»»

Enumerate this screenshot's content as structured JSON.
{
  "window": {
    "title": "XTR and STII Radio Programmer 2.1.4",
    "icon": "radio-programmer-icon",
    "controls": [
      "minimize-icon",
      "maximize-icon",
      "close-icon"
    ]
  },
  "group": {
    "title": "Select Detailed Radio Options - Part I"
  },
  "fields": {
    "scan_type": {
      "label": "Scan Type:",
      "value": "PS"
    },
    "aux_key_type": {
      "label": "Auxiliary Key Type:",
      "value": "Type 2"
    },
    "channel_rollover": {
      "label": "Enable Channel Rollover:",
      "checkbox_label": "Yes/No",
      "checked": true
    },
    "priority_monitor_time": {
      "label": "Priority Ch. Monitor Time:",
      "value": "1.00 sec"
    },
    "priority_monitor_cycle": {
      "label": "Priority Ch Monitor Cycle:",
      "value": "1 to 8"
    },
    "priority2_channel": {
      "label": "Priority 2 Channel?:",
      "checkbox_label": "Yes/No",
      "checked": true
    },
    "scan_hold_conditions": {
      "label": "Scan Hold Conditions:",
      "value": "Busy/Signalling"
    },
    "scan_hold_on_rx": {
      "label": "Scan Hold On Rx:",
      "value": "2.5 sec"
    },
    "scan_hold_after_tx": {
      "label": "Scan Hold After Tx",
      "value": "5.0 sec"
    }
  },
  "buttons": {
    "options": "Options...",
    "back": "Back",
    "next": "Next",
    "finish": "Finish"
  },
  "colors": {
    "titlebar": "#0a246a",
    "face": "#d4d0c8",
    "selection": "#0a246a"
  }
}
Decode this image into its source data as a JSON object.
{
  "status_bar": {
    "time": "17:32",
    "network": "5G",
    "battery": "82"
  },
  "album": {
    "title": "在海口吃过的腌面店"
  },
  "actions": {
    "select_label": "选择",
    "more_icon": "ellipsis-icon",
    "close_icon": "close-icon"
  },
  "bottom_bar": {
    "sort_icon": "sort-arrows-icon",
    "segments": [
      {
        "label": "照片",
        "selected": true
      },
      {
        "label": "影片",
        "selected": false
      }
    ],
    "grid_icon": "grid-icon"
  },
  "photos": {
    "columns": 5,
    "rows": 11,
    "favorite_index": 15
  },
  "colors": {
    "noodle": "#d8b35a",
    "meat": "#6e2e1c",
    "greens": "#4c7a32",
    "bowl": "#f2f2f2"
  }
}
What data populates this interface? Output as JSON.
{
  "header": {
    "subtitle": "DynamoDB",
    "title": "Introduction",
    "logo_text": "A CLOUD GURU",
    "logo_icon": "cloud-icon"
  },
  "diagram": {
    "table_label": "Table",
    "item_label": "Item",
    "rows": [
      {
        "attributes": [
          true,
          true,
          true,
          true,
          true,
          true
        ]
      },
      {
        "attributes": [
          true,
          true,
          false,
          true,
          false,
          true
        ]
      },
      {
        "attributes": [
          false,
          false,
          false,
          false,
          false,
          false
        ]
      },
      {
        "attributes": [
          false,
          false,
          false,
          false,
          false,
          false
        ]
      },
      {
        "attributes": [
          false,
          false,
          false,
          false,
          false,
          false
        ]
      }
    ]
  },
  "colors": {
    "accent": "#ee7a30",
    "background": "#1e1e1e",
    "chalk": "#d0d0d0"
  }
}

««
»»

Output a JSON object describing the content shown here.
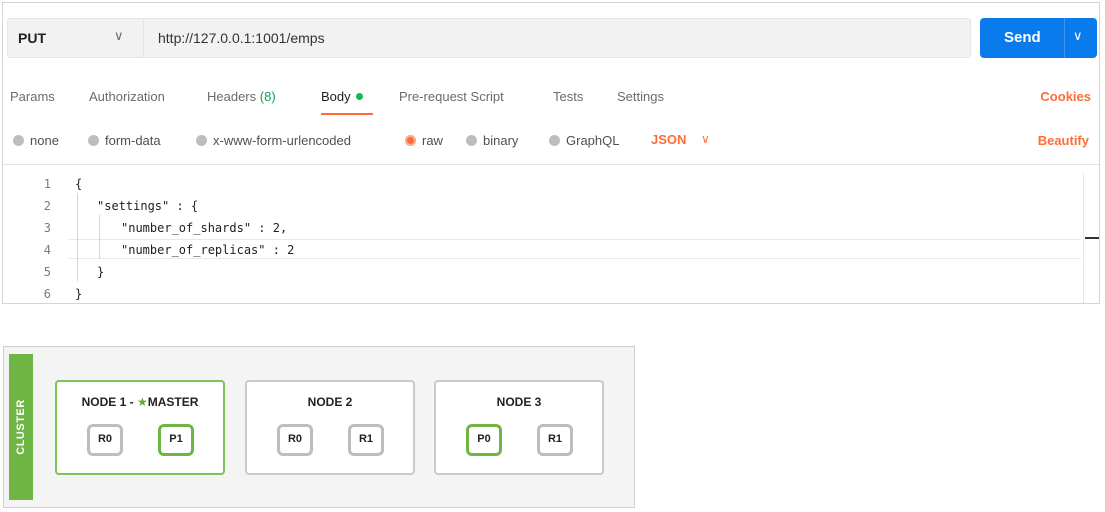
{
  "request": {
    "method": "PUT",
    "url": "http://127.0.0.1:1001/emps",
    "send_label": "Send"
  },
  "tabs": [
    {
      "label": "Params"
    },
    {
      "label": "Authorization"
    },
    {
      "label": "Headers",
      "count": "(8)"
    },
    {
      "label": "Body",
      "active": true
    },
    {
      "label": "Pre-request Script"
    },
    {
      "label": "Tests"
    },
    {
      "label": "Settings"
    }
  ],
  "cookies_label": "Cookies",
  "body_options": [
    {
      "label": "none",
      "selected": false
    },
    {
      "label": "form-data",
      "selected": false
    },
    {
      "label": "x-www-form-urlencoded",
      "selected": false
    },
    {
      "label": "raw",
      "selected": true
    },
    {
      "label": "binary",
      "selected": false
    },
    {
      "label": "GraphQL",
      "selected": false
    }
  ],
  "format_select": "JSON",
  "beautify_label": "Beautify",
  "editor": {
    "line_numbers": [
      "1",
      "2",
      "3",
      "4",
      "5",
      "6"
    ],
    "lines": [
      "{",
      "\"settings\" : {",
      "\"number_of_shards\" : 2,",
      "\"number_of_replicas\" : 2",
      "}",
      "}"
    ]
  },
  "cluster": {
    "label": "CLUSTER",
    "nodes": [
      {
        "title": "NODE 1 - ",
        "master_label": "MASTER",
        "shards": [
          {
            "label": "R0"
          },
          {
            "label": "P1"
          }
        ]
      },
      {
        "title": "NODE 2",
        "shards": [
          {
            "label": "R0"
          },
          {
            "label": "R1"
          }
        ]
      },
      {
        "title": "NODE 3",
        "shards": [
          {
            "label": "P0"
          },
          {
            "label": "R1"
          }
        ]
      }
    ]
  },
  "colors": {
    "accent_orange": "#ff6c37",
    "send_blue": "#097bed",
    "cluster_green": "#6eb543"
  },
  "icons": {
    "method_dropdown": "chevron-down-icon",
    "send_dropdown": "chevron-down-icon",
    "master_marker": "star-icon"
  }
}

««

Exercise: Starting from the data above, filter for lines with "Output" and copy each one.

Expected answer:
What data populates this interface? Output as JSON.
Output a JSON object describing the content shown here.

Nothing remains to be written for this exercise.